I had criticized the Times for relegating the first Atlantic Yards op-ed, as well as editorials, to the City section, given that the issue is of interest well beyond the five boroughs and also involves state subsidies.
Keep in mind that a year ago, the Times cut the editorial and op-ed pages of the City section after three and a half years. So, given the consolidation of the regional sections, even if there is space for editorials/op-eds (and I doubt it), there'd be less room for commentary on issues like AY.
Last week, in the Times's Talk to the Newsroom feature, a reader asked about The End of the City Section.
— Rosanne Alberts
A. I posed your question to Jodi Rudoren, the deputy metropolitan editor who will be running our new Sunday metropolitan section:
Many of us in the newsroom, too, are sad to see The City section go. The City, along with parallel weekly sections that circulate in New Jersey, Westchester, Long Island and Connecticut, had terrific ground-level neighborhood coverage, wonderful photography and interesting non-Times writers that brought different voices into our pages. That said, it always seemed a bit strange to some of us that local coverage was scattered in different places on Sundays — and that so much of it was only available in print to narrow slices of our audience.
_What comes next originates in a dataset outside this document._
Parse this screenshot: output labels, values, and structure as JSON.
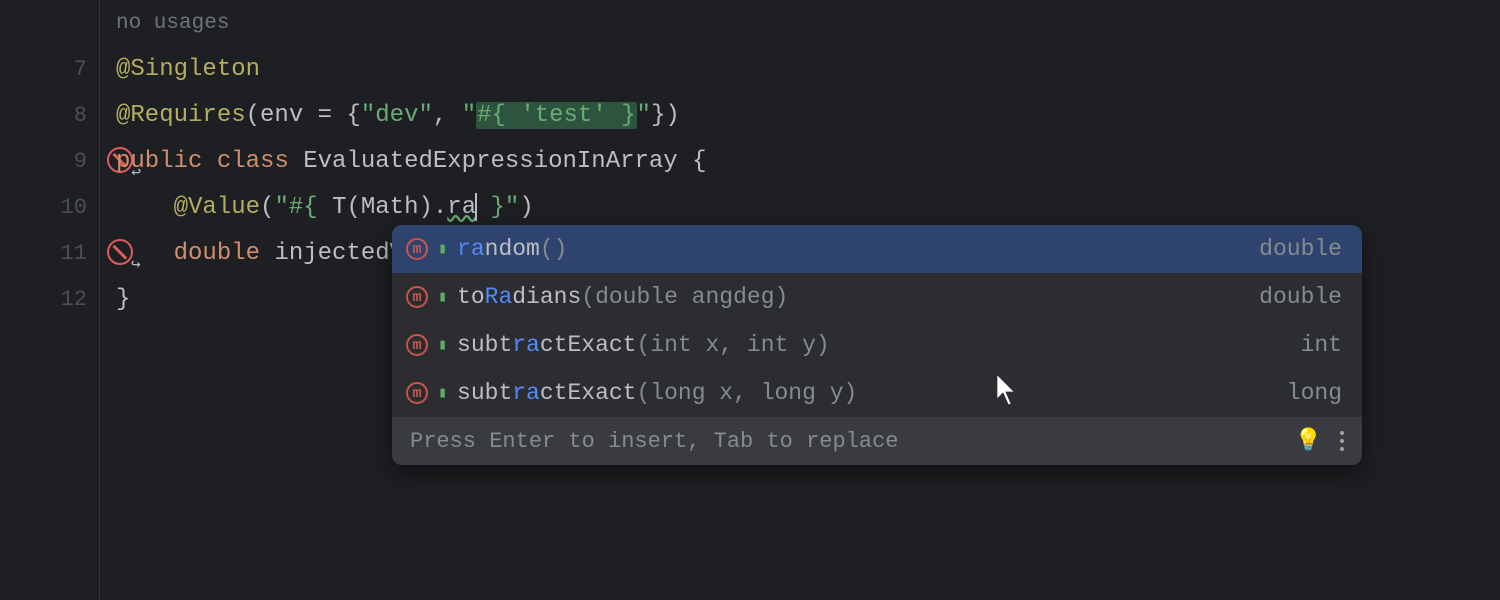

The decision to close these sections was driven largely by costs, but we are seizing the opportunity to invent a splashy new Sunday section that we hope will retain the best of The City and the regional weeklies while experimenting with new storytelling forms. It is conceived as a magazine-style feature section, with deep narratives and columns, as well as highly visual graphics, interviews and neighborhood guides, and will be a writing showcase for some of our biggest talents. One in 8 Million, our hugely popular audio and photo series about individual New York characters, will be migrating from the Friday paper to the new Sunday section, where it will get a bigger display. We'll also be trying out some unconventional ideas, and stretching our own boundaries a bit every week. Some of these new features will also have related content online and on City Room.
While nobody is happy to lose The City, we are quite excited about what we're creating. We hope you will become a dedicated reader. And that you will let us know what you like, what you don't, and what you'd like to see instead.
Well, I don't doubt that there will be some improvement, but, given the lower number of pages, it has to be a net loss, with a higher threshold for coverage and only "bigger" regional stories making the cut.